• **What you have to do**:
When you reach the records below, output each one exactly.

• **Dataset excerpts**:
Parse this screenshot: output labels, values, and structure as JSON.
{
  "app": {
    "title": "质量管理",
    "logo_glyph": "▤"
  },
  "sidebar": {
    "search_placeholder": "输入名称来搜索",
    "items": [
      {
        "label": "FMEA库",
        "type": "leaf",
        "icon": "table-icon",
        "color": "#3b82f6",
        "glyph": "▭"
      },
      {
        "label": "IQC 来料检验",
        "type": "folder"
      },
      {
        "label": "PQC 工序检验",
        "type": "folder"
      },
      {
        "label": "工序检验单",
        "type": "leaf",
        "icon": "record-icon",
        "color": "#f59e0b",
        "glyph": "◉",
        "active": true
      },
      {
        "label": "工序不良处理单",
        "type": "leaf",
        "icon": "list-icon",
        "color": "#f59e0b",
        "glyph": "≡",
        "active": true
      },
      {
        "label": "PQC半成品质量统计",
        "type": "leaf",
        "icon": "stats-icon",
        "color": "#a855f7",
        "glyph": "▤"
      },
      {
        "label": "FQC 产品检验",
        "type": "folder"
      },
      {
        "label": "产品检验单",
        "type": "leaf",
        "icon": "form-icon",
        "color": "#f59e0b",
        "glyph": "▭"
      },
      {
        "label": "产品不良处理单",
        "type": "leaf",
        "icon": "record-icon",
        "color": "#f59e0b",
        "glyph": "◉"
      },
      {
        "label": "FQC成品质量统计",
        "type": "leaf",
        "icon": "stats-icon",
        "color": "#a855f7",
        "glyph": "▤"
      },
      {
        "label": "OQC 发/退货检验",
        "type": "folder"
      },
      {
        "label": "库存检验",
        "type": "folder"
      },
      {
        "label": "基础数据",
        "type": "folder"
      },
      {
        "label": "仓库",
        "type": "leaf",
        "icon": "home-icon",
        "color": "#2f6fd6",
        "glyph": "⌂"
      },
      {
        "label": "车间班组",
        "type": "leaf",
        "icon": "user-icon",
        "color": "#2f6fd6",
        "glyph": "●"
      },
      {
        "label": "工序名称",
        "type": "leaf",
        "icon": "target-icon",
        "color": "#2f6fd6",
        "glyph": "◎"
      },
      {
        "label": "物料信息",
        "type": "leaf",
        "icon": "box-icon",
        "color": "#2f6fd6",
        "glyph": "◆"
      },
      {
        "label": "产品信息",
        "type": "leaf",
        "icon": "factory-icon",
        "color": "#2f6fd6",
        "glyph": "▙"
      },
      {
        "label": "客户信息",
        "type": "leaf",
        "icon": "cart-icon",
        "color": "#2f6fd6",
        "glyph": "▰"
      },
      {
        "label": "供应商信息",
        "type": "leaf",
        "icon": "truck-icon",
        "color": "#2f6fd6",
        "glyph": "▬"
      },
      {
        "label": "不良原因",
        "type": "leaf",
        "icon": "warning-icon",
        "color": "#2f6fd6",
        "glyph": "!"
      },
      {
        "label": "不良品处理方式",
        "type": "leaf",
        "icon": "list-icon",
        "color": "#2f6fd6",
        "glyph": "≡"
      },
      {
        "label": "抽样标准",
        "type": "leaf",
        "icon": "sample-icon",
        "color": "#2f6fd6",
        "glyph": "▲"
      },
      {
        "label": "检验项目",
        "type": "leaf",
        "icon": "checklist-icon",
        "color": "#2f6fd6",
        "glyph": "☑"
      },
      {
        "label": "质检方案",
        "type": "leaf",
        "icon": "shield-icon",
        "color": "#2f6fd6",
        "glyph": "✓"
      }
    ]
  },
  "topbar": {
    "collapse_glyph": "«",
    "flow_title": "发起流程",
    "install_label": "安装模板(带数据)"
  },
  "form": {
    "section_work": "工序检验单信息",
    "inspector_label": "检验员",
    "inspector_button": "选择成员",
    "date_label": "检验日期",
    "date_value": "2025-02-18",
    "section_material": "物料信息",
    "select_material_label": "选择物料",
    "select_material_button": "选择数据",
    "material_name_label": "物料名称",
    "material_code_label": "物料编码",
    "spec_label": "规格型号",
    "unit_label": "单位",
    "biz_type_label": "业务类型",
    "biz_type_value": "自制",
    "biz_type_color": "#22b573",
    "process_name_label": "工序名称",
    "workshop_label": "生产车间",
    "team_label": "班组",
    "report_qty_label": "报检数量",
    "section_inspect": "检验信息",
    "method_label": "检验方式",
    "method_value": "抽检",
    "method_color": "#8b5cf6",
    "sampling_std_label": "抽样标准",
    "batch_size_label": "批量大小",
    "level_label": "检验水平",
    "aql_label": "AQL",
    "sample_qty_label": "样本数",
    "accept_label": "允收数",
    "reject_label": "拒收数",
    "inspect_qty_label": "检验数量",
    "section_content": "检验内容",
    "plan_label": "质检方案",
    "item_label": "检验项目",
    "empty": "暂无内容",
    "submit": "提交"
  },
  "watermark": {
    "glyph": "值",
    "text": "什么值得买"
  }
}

• **Task result**:
Parse this screenshot: output labels, values, and structure as JSON.
{
  "app": {
    "title": "质量管理",
    "logo_glyph": "▤"
  },
  "sidebar": {
    "search_placeholder": "输入名称来搜索",
    "items": [
      {
        "label": "FMEA库",
        "type": "leaf",
        "icon": "table-icon",
        "color": "#3b82f6",
        "glyph": "▭"
      },
      {
        "label": "IQC 来料检验",
        "type": "folder"
      },
      {
        "label": "PQC 工序检验",
        "type": "folder"
      },
      {
        "label": "工序检验单",
        "type": "leaf",
        "icon": "record-icon",
        "color": "#f59e0b",
        "glyph": "◉",
        "active": true
      },
      {
        "label": "工序不良处理单",
        "type": "leaf",
        "icon": "list-icon",
        "color": "#f59e0b",
        "glyph": "≡",
        "active": true
      },
      {
        "label": "PQC半成品质量统计",
        "type": "leaf",
        "icon": "stats-icon",
        "color": "#a855f7",
        "glyph": "▤"
      },
      {
        "label": "FQC 产品检验",
        "type": "folder"
      },
      {
        "label": "产品检验单",
        "type": "leaf",
        "icon": "form-icon",
        "color": "#f59e0b",
        "glyph": "▭"
      },
      {
        "label": "产品不良处理单",
        "type": "leaf",
        "icon": "record-icon",
        "color": "#f59e0b",
        "glyph": "◉"
      },
      {
        "label": "FQC成品质量统计",
        "type": "leaf",
        "icon": "stats-icon",
        "color": "#a855f7",
        "glyph": "▤"
      },
      {
        "label": "OQC 发/退货检验",
        "type": "folder"
      },
      {
        "label": "库存检验",
        "type": "folder"
      },
      {
        "label": "基础数据",
        "type": "folder"
      },
      {
        "label": "仓库",
        "type": "leaf",
        "icon": "home-icon",
        "color": "#2f6fd6",
        "glyph": "⌂"
      },
      {
        "label": "车间班组",
        "type": "leaf",
        "icon": "user-icon",
        "color": "#2f6fd6",
        "glyph": "●"
      },
      {
        "label": "工序名称",
        "type": "leaf",
        "icon": "target-icon",
        "color": "#2f6fd6",
        "glyph": "◎"
      },
      {
        "label": "物料信息",
        "type": "leaf",
        "icon": "box-icon",
        "color": "#2f6fd6",
        "glyph": "◆"
      },
      {
        "label": "产品信息",
        "type": "leaf",
        "icon": "factory-icon",
        "color": "#2f6fd6",
        "glyph": "▙"
      },
      {
        "label": "客户信息",
        "type": "leaf",
        "icon": "cart-icon",
        "color": "#2f6fd6",
        "glyph": "▰"
      },
      {
        "label": "供应商信息",
        "type": "leaf",
        "icon": "truck-icon",
        "color": "#2f6fd6",
        "glyph": "▬"
      },
      {
        "label": "不良原因",
        "type": "leaf",
        "icon": "warning-icon",
        "color": "#2f6fd6",
        "glyph": "!"
      },
      {
        "label": "不良品处理方式",
        "type": "leaf",
        "icon": "list-icon",
        "color": "#2f6fd6",
        "glyph": "≡"
      },
      {
        "label": "抽样标准",
        "type": "leaf",
        "icon": "sample-icon",
        "color": "#2f6fd6",
        "glyph": "▲"
      },
      {
        "label": "检验项目",
        "type": "leaf",
        "icon": "checklist-icon",
        "color": "#2f6fd6",
        "glyph": "☑"
      },
      {
        "label": "质检方案",
        "type": "leaf",
        "icon": "shield-icon",
        "color": "#2f6fd6",
        "glyph": "✓"
      }
    ]
  },
  "topbar": {
    "collapse_glyph": "«",
    "flow_title": "发起流程",
    "install_label": "安装模板(带数据)"
  },
  "form": {
    "section_work": "工序检验单信息",
    "inspector_label": "检验员",
    "inspector_button": "选择成员",
    "date_label": "检验日期",
    "date_value": "2025-02-18",
    "section_material": "物料信息",
    "select_material_label": "选择物料",
    "select_material_button": "选择数据",
    "material_name_label": "物料名称",
    "material_code_label": "物料编码",
    "spec_label": "规格型号",
    "unit_label": "单位",
    "biz_type_label": "业务类型",
    "biz_type_value": "自制",
    "biz_type_color": "#22b573",
    "process_name_label": "工序名称",
    "workshop_label": "生产车间",
    "team_label": "班组",
    "report_qty_label": "报检数量",
    "section_inspect": "检验信息",
    "method_label": "检验方式",
    "method_value": "抽检",
    "method_color": "#8b5cf6",
    "sampling_std_label": "抽样标准",
    "batch_size_label": "批量大小",
    "level_label": "检验水平",
    "aql_label": "AQL",
    "sample_qty_label": "样本数",
    "accept_label": "允收数",
    "reject_label": "拒收数",
    "inspect_qty_label": "检验数量",
    "section_content": "检验内容",
    "plan_label": "质检方案",
    "item_label": "检验项目",
    "empty": "暂无内容",
    "submit": "提交"
  },
  "watermark": {
    "glyph": "值",
    "text": "什么值得买"
  }
}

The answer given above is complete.